+++ Provided information +++
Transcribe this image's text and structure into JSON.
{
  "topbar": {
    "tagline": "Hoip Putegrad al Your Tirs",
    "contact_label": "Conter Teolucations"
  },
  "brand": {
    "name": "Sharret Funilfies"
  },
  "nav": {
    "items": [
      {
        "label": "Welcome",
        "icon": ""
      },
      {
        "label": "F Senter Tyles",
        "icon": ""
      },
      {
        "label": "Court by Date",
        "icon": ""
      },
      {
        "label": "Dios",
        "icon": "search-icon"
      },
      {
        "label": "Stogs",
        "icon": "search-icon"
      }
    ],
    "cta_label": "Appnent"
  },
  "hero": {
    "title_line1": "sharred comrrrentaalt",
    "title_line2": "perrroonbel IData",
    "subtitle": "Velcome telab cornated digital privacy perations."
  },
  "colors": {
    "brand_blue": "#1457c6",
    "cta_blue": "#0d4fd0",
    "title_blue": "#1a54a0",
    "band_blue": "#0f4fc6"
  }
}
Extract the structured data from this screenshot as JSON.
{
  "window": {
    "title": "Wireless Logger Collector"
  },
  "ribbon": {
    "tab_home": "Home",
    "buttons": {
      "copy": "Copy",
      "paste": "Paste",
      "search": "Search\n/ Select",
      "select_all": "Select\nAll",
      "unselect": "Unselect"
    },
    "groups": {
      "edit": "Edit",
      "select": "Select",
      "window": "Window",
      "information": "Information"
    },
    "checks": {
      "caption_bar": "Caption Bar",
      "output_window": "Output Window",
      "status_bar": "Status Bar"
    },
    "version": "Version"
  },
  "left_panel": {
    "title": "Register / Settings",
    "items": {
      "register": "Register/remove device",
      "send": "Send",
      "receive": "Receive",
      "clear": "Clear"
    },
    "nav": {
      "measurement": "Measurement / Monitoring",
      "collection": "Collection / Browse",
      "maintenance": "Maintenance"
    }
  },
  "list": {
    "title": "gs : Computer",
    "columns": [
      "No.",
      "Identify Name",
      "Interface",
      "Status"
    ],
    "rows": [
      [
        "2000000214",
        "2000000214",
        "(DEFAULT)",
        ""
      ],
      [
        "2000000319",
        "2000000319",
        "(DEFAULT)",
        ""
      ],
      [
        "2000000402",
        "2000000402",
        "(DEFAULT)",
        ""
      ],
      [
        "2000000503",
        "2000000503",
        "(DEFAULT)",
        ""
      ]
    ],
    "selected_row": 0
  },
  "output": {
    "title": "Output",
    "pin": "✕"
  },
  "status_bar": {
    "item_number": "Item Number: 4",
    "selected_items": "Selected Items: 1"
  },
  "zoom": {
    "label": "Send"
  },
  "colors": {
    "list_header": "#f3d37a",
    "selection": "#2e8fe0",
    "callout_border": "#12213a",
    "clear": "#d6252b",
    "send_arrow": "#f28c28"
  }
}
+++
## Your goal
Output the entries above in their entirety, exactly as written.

## Solution to this problem
Transcribe this image's text and structure into JSON.
{
  "topbar": {
    "tagline": "Hoip Putegrad al Your Tirs",
    "contact_label": "Conter Teolucations"
  },
  "brand": {
    "name": "Sharret Funilfies"
  },
  "nav": {
    "items": [
      {
        "label": "Welcome",
        "icon": ""
      },
      {
        "label": "F Senter Tyles",
        "icon": ""
      },
      {
        "label": "Court by Date",
        "icon": ""
      },
      {
        "label": "Dios",
        "icon": "search-icon"
      },
      {
        "label": "Stogs",
        "icon": "search-icon"
      }
    ],
    "cta_label": "Appnent"
  },
  "hero": {
    "title_line1": "sharred comrrrentaalt",
    "title_line2": "perrroonbel IData",
    "subtitle": "Velcome telab cornated digital privacy perations."
  },
  "colors": {
    "brand_blue": "#1457c6",
    "cta_blue": "#0d4fd0",
    "title_blue": "#1a54a0",
    "band_blue": "#0f4fc6"
  }
}
Extract the structured data from this screenshot as JSON.
{
  "window": {
    "title": "Wireless Logger Collector"
  },
  "ribbon": {
    "tab_home": "Home",
    "buttons": {
      "copy": "Copy",
      "paste": "Paste",
      "search": "Search\n/ Select",
      "select_all": "Select\nAll",
      "unselect": "Unselect"
    },
    "groups": {
      "edit": "Edit",
      "select": "Select",
      "window": "Window",
      "information": "Information"
    },
    "checks": {
      "caption_bar": "Caption Bar",
      "output_window": "Output Window",
      "status_bar": "Status Bar"
    },
    "version": "Version"
  },
  "left_panel": {
    "title": "Register / Settings",
    "items": {
      "register": "Register/remove device",
      "send": "Send",
      "receive": "Receive",
      "clear": "Clear"
    },
    "nav": {
      "measurement": "Measurement / Monitoring",
      "collection": "Collection / Browse",
      "maintenance": "Maintenance"
    }
  },
  "list": {
    "title": "gs : Computer",
    "columns": [
      "No.",
      "Identify Name",
      "Interface",
      "Status"
    ],
    "rows": [
      [
        "2000000214",
        "2000000214",
        "(DEFAULT)",
        ""
      ],
      [
        "2000000319",
        "2000000319",
        "(DEFAULT)",
        ""
      ],
      [
        "2000000402",
        "2000000402",
        "(DEFAULT)",
        ""
      ],
      [
        "2000000503",
        "2000000503",
        "(DEFAULT)",
        ""
      ]
    ],
    "selected_row": 0
  },
  "output": {
    "title": "Output",
    "pin": "✕"
  },
  "status_bar": {
    "item_number": "Item Number: 4",
    "selected_items": "Selected Items: 1"
  },
  "zoom": {
    "label": "Send"
  },
  "colors": {
    "list_header": "#f3d37a",
    "selection": "#2e8fe0",
    "callout_border": "#12213a",
    "clear": "#d6252b",
    "send_arrow": "#f28c28"
  }
}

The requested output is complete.